- [How to complete this task]
Look through the lines below; wherever the word "JSON" appears, copy that line.

Website and app data records

################

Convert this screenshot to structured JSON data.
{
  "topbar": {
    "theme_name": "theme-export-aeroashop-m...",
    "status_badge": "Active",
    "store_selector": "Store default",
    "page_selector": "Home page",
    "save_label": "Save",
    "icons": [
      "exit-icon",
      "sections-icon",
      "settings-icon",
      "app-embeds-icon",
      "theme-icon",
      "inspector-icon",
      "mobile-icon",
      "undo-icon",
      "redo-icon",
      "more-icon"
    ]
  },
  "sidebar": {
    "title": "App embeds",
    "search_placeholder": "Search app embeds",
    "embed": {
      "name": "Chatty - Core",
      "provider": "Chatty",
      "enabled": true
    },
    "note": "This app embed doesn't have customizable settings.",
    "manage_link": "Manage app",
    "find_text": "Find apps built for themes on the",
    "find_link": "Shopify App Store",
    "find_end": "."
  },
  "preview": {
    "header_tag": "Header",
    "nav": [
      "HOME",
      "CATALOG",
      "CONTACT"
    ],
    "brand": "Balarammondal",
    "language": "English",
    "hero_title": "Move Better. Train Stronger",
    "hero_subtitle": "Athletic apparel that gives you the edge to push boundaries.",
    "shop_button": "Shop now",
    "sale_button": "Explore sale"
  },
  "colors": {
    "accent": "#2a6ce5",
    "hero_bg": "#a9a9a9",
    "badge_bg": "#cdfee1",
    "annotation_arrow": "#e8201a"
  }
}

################

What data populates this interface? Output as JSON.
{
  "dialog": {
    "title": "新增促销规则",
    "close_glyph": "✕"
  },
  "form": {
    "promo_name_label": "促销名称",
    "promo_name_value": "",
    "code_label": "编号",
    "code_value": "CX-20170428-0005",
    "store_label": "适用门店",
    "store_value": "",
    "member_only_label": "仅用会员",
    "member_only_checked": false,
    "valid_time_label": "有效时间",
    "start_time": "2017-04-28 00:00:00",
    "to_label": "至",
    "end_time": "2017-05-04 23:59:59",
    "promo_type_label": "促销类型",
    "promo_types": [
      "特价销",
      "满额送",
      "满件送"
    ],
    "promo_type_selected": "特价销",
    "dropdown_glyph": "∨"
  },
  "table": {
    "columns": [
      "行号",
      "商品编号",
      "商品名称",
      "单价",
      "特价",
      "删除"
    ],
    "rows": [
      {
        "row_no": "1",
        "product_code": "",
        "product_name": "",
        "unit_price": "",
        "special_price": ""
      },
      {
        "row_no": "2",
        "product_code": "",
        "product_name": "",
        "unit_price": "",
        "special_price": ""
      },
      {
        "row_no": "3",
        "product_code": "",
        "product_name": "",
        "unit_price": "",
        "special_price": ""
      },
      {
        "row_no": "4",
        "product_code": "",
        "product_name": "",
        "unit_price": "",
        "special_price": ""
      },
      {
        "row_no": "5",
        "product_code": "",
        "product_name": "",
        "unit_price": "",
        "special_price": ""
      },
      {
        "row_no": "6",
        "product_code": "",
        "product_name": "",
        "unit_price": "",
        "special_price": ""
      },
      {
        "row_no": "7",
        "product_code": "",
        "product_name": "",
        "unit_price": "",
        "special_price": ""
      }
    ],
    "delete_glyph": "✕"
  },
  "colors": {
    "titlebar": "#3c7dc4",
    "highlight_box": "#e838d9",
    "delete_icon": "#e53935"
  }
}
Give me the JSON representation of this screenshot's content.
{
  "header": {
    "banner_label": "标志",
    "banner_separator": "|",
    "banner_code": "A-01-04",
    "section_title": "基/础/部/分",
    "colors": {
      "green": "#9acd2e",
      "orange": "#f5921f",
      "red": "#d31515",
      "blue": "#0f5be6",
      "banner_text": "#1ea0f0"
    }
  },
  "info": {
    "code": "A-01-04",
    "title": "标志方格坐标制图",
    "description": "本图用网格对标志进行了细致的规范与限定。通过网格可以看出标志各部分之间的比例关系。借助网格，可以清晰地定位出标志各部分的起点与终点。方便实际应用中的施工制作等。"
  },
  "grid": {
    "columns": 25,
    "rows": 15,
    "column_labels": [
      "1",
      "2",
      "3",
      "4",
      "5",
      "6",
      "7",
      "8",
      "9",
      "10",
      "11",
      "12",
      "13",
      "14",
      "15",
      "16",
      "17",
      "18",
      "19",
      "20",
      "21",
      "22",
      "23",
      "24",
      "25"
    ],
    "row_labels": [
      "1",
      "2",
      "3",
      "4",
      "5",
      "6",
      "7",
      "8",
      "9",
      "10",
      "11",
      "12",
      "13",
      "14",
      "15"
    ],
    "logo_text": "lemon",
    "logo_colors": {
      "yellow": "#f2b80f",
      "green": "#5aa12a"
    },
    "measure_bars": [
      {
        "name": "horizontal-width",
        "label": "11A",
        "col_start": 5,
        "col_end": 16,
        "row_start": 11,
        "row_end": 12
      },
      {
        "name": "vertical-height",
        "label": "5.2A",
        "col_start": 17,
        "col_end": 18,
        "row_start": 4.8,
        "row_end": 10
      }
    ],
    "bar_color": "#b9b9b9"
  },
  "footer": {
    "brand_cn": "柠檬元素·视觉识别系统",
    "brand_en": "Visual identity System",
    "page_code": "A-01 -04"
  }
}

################

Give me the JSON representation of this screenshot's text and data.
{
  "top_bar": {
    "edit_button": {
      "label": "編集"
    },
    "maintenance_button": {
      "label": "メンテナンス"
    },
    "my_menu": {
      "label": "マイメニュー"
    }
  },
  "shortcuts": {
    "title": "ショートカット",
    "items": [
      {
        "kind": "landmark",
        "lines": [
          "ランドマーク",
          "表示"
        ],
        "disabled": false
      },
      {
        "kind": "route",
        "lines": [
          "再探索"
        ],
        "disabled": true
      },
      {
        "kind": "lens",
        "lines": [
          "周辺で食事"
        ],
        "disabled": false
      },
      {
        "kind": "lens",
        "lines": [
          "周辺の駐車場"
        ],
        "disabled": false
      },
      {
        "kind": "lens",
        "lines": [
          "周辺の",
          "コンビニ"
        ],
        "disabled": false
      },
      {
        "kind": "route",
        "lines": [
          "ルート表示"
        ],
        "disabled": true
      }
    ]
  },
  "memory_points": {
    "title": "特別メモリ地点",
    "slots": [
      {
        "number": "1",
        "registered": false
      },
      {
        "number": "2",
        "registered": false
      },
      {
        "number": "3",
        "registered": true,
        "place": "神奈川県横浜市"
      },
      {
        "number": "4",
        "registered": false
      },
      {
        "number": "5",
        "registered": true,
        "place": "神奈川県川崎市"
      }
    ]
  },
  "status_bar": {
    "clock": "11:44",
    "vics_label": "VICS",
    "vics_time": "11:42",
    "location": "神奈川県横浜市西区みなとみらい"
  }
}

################

- [Solution for this task]
Convert this screenshot to structured JSON data.
What data populates this interface? Output as JSON.
Give me the JSON representation of this screenshot's content.
Give me the JSON representation of this screenshot's text and data.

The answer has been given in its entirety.